Each Thursday leading up to the NFL draft (April 28-30), the ESPN.com NFL blog network will take a division-by-division look at key aspects of the draft. Today's topic: decision-makers.
General manager Jerry Angelo remains in place for what will be his 10th draft with the Bears, but this will be his first under the new structure he established last spring. Director of college scouting Greg Gabriel left the organization, and director of player personnel Tim Ruskell is now Angelo's right-hand man on all personnel issues. There have been some changes in the internal process, but ultimately Angelo has the final say on draft day. It's been a while since Angelo had a full complement of draft picks after gutting the past two years in trades for quarterback Jay Cutler and defensive end Gaines Adams. He'll pick No. 29 overall this year, the first time he's had a first-round draft pick in three years. Angelo's success in the first round has been mixed. Two of the six players he's selected in the first round over his tenure, tight end Greg Olsen and offensive lineman Chris Williams, figure as starters in 2011.
In two drafts since the Lions named him general manager, Martin Mayhew has upgraded the team's talent level and given its fans hope for continued success. It's true that Mayhew has benefited from high selections in those drafts -- he's made four picks in the top 33 over that stretch -- but it's worth noting all of them appear set for long careers. Those who have followed the Lions closely over the years know that hasn't always been the case for high draft picks. Moreover, Mayhew has refused to allow his style to be classified. In 2009, he drafted tight end Brandon Pettigrew at No. 20 overall, his top-ranked player remaining on the board, despite bigger needs at other positions. On the other hand, he targeted tailback Jahvid Best last year as the answer to a specific need. All of which makes him difficult to predict next month, which I'm sure is just the way he likes it.

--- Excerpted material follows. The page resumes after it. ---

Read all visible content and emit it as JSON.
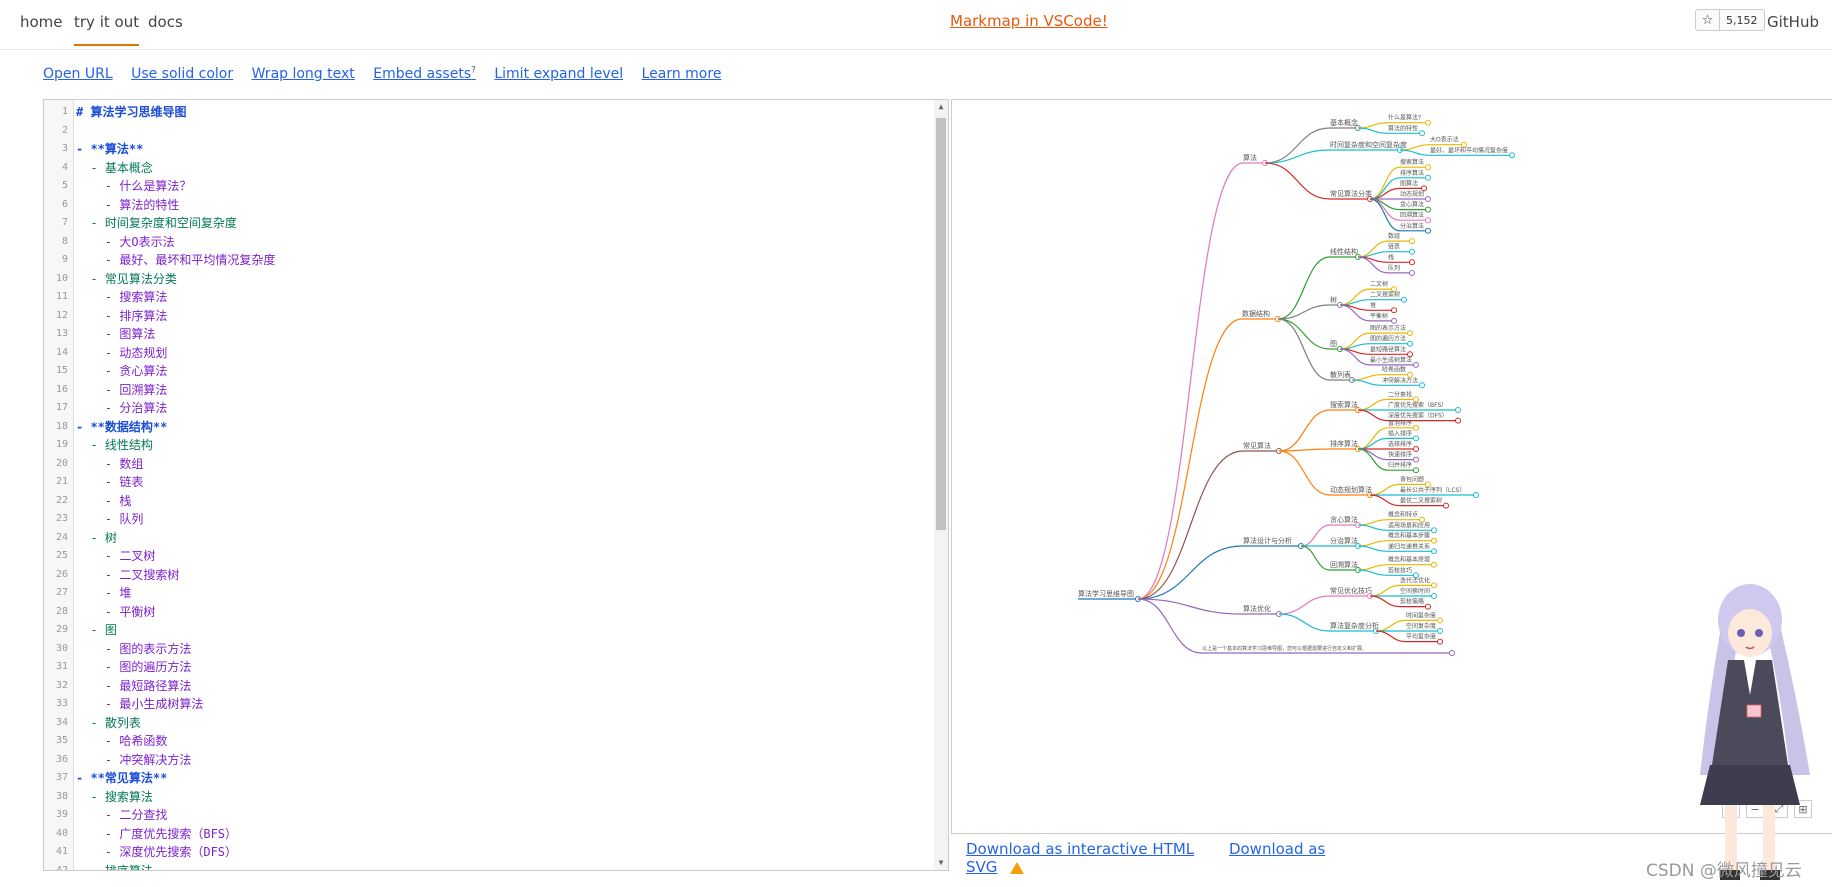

We might as well start calling this time of year "TTT" -- "Ted Thompson Time." The Packers' general manager has steadfastly relied on the draft to build his team, eschewing veteran free agency in all but a handful of cases, and the approach paid off with last season's victory in Super Bowl XLV. Most of the Packers' top players are Thompson draft picks, from quarterback Aaron Rodgers to receiver Greg Jennings to nose tackle B.J. Raji to linebacker Clay Matthews to safety Nick Collins. True to his personality, Thompson has half-jokingly lamented the time he lost to draft preparation during the Packers' Super Bowl run. He'll have a few extra hours in the first round, where he'll pick No. 32 overall thanks to that little championship thing his team won in February.
Vice president of player personnel Rick Spielman has run the team's draft for the past four years, although former coach Brad Childress had considerable influence when it came to quarterbacks. That's a big part of the reason why the Vikings are all but barren at the most important position in the game, and that's why it's been almost a singular focus for Spielman and his staff over the past few months. Spielman has a good working relationship with new coach Leslie Frazier, but it's reasonable to assume he will have more complete control over this draft than any other in his tenure.